## What the exercise asks
Lines below that include "heading" are the answer; copy each one.

[App and web page records]

+--

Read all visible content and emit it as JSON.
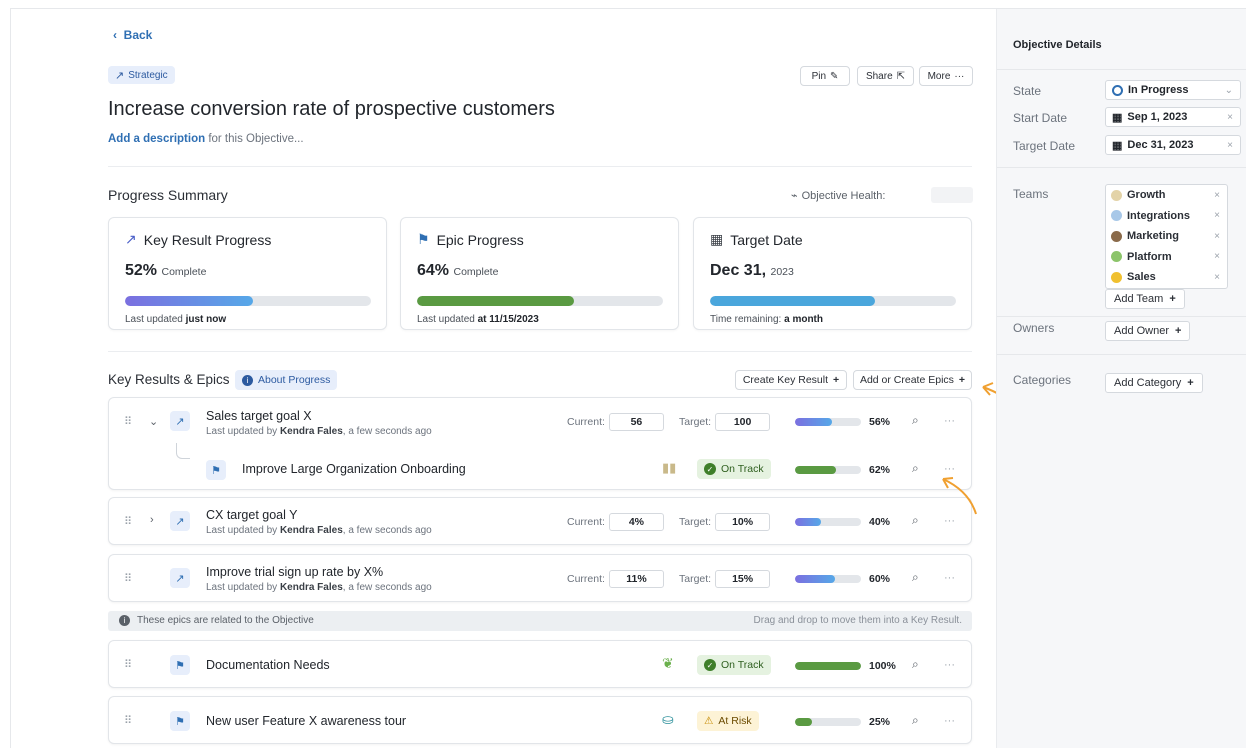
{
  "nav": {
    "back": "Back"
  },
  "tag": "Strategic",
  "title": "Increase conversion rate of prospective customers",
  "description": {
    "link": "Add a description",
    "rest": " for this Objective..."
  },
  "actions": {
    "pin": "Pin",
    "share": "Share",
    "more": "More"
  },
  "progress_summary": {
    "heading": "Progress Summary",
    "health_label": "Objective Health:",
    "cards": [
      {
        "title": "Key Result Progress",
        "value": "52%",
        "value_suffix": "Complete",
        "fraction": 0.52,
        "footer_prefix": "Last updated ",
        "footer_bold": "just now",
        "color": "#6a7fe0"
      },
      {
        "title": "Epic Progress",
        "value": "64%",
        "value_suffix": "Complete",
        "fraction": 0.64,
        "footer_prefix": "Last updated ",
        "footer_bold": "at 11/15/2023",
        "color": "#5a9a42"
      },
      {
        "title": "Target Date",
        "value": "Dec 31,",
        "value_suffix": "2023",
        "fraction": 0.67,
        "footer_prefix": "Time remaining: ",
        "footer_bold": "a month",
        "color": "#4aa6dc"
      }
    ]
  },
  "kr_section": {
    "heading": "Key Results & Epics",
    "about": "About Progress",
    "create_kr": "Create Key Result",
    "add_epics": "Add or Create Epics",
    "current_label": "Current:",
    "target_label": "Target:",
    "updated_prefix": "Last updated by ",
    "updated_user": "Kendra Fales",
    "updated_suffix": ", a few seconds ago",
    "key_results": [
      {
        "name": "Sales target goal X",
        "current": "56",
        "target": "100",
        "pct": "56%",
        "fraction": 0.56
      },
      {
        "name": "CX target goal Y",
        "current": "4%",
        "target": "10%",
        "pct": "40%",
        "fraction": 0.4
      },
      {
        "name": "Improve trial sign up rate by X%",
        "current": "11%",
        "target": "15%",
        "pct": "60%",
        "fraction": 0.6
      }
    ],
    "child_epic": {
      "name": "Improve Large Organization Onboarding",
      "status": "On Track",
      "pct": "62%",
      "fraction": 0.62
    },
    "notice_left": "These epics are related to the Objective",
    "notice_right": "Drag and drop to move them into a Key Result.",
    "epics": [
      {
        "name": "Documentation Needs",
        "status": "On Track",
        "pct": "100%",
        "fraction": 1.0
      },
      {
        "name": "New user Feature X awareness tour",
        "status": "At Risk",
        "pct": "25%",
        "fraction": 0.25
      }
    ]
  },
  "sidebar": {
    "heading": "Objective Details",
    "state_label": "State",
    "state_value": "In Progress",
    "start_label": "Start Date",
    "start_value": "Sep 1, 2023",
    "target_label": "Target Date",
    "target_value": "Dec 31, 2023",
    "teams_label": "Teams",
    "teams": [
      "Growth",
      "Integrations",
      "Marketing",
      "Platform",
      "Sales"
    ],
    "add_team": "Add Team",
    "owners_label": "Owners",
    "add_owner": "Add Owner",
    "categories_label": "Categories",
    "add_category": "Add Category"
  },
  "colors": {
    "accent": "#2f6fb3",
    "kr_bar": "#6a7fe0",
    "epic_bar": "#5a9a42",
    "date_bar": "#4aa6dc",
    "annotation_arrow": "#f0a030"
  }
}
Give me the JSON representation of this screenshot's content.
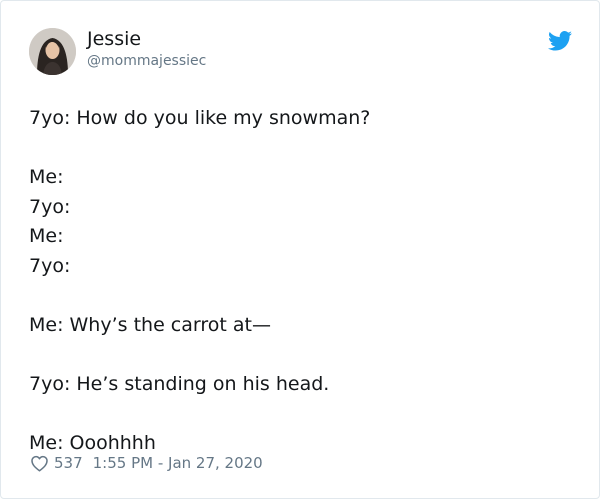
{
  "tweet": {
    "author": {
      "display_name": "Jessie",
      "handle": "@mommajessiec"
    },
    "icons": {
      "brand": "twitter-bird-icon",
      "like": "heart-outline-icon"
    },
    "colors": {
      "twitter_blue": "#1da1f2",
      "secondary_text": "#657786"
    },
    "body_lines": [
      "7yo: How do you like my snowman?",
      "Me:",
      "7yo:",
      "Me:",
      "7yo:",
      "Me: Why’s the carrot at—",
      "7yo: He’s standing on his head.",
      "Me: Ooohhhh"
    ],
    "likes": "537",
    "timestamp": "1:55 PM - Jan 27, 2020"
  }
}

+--

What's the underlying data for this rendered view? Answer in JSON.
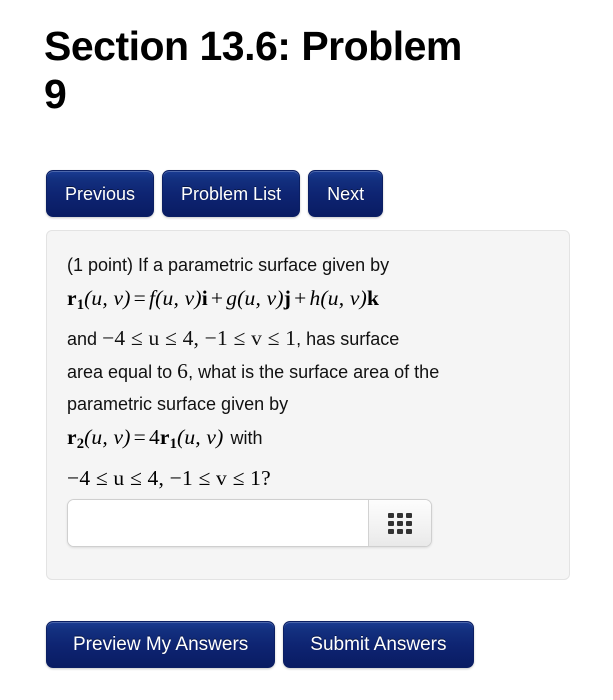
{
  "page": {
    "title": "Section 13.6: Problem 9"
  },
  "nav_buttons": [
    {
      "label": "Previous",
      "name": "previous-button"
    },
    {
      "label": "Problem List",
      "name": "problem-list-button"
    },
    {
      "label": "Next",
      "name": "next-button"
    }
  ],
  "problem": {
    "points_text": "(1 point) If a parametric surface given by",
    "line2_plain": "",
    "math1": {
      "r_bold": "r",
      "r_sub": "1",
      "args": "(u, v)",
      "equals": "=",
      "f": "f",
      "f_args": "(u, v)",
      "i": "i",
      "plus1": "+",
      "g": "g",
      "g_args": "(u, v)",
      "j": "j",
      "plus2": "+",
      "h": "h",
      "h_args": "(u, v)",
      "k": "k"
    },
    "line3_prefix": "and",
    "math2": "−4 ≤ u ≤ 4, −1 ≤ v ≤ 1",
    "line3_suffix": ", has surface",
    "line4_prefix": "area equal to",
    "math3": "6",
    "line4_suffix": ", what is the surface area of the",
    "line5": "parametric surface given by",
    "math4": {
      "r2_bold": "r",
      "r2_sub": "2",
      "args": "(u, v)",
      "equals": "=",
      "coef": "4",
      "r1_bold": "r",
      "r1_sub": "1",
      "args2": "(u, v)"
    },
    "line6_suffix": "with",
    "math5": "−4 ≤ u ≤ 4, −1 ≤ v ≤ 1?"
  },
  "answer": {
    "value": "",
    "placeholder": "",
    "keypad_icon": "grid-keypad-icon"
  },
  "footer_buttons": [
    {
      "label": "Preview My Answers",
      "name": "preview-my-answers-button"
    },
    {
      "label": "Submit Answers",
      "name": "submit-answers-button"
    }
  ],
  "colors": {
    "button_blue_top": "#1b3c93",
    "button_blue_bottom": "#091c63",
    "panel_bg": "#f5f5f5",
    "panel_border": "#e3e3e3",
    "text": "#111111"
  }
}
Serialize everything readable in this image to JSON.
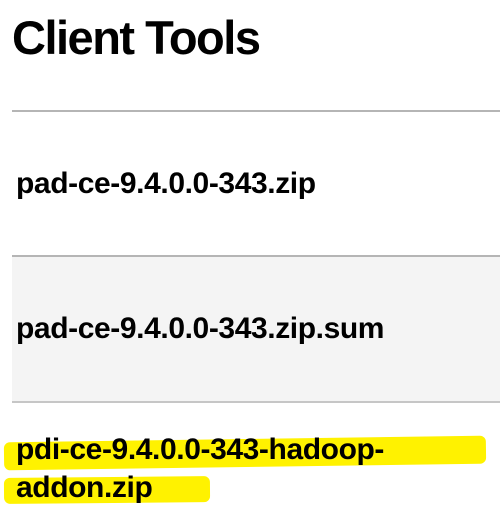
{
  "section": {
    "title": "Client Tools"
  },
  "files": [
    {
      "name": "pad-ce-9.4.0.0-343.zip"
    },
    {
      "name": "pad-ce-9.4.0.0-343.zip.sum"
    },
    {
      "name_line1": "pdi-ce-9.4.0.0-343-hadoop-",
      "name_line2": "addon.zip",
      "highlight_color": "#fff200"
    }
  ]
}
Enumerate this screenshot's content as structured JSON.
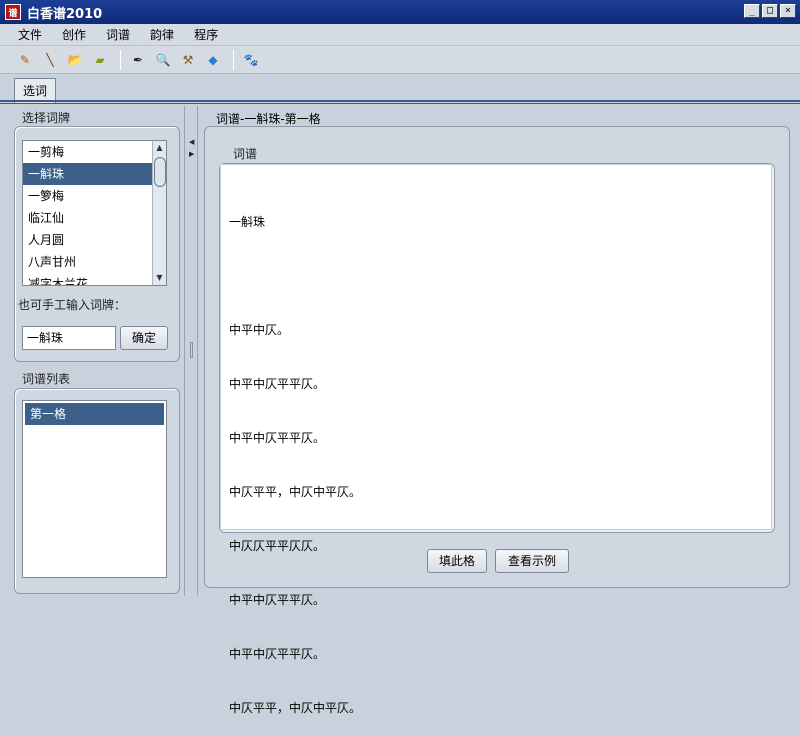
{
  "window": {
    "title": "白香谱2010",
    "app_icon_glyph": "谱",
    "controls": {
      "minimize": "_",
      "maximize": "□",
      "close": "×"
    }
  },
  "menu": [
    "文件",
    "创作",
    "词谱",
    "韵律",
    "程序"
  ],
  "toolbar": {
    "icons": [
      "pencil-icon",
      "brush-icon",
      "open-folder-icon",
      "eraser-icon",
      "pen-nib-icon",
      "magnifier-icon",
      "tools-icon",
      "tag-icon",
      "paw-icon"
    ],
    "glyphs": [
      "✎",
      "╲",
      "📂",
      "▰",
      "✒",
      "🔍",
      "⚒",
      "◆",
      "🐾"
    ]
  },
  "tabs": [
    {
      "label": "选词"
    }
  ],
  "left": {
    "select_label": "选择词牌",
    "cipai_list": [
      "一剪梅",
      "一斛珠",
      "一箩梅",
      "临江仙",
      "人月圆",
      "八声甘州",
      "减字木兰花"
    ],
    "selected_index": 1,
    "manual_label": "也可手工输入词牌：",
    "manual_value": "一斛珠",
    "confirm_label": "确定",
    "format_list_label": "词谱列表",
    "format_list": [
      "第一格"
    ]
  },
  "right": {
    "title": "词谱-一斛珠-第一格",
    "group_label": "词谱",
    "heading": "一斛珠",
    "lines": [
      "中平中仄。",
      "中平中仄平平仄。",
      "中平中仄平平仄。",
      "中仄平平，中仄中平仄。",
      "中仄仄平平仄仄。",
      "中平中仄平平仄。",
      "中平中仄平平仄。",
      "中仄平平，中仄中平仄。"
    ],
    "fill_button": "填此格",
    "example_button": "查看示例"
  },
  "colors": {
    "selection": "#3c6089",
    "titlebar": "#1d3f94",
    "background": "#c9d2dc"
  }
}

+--

## Written answer
    "heading": "Progress Summary",
    "heading": "Key Results & Epics",
    "heading": "Objective Details",
    "heading": "一斛珠",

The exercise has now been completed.